“Adopting and promoting sustainable production practices require concerted effort, something which in practice is too often missing or insufficient. Making this shift at the scale required demands forward-looking leadership in the public and private sectors alike.” – Helen Clark, UNDP Administrator
Setting plans in place to ensure food is grown isn’t always enough to ensure this food will go to the targeted areas. Adequate monitoring of programs is necessary to ensure efficiency. In Following up on our last comment that answered the first question under programs, we are now discussing the second question in this comment.
• How can the impact of such programs on food consumption and nutrition be monitored?
In Guyana, the government has a track record of transforming the agricultural sector into a local and international supplier in a wide range of processed, canned and bottled agricultural foods.
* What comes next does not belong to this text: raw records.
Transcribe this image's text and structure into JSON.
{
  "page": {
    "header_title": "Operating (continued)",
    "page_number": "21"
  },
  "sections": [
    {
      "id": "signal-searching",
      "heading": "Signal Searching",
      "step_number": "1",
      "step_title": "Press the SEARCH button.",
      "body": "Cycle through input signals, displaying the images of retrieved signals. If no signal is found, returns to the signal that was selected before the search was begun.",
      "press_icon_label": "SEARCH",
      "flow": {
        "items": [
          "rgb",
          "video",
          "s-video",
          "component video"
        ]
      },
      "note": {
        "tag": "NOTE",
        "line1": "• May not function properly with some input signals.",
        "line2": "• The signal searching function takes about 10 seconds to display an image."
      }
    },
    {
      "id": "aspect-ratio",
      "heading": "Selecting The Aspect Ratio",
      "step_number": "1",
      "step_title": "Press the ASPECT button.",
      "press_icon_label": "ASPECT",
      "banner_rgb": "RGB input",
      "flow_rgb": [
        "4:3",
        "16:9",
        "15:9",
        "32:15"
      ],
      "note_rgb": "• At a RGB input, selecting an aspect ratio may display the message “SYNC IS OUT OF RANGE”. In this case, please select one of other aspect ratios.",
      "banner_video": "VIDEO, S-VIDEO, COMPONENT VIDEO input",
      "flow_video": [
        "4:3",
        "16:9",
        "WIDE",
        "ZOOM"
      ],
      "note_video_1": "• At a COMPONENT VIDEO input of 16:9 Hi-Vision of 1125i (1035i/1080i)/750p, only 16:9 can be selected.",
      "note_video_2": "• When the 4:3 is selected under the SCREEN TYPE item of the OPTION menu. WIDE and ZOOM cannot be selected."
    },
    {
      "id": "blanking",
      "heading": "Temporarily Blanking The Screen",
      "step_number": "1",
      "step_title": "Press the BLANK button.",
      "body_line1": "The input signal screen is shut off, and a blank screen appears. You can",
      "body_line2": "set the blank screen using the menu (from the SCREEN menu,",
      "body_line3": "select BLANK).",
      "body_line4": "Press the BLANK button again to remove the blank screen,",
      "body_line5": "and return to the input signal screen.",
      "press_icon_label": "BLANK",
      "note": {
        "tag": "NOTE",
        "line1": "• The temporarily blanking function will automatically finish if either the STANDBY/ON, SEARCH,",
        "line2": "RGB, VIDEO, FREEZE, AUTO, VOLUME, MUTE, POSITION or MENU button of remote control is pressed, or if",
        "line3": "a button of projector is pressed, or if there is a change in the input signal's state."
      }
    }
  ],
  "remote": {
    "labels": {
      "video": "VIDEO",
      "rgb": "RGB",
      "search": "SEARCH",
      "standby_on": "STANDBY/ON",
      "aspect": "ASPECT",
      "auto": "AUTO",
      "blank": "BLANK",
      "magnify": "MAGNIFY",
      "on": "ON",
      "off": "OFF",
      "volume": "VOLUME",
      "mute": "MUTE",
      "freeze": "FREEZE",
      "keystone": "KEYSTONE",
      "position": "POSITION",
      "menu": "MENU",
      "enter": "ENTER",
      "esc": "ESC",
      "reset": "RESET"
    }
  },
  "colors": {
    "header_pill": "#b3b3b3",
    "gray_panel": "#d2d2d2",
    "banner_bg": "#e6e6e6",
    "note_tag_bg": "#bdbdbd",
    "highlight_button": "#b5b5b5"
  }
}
They have also achieved the goal of “halving” the population hunger rate. Despite being a major net exporter of food, Guyana still stands on sinkable grounds on providing and maintaining food for its country. The creation of food and nutrition programs is seen as one of the most tedious tasks but monitoring can be tremendously stressful at the other end. However, Guyana has taken the greatest toll of implementing the “Guyana Food and National Security Strategy 2011 -2020”. The strategy is aimed at improving the health and well-being of all persons living in Guyana through enhanced food and nutrition security. In developing and implementing policies and programs to achieve this overall goal its measures and actions will impact the entire population, but the primary concern will be with those sections of the population that live in poverty and are considered particularly vulnerable to food and nutrition insecurity. This monitoring program was undertaken by the government of Guyana along with the ministry of agriculture and other governmental bodies. There has been no recent monitoring program developed by the private sector or civil society but they both have been in support of the government’s monitoring program.
With this strategy active, a Regional and Community Food and Nutrition Security Forums (CFNSF) and a National Technical Coordinating Unit (NTCU) will be constituted by stakeholders from government, private sector, civil society and the donor community at each of the ten administrative regions of Guyana. The major role of the Community Coordinators (CC) will be to prioritize projects related to food security and facilitate food security project coordination, identification, implementation, management and evaluation.
The private sector and civil society will in turn applaud, support and be better off with this initiative in supporting the needs of the nation’s wealth. With these bodies in action we now have major monitoring techniques in place which will grow a better Guyana for all.
Source: Ministry of Agriculture: Government of Guyana. Food and Nutrition Security Strategy for Guyana. July 2011. http://www.cwa.caricom.org/press/publications/Food%20and%20Nutrition%20Security%20Strategy%202011.pdf (accessed September 24, 2013).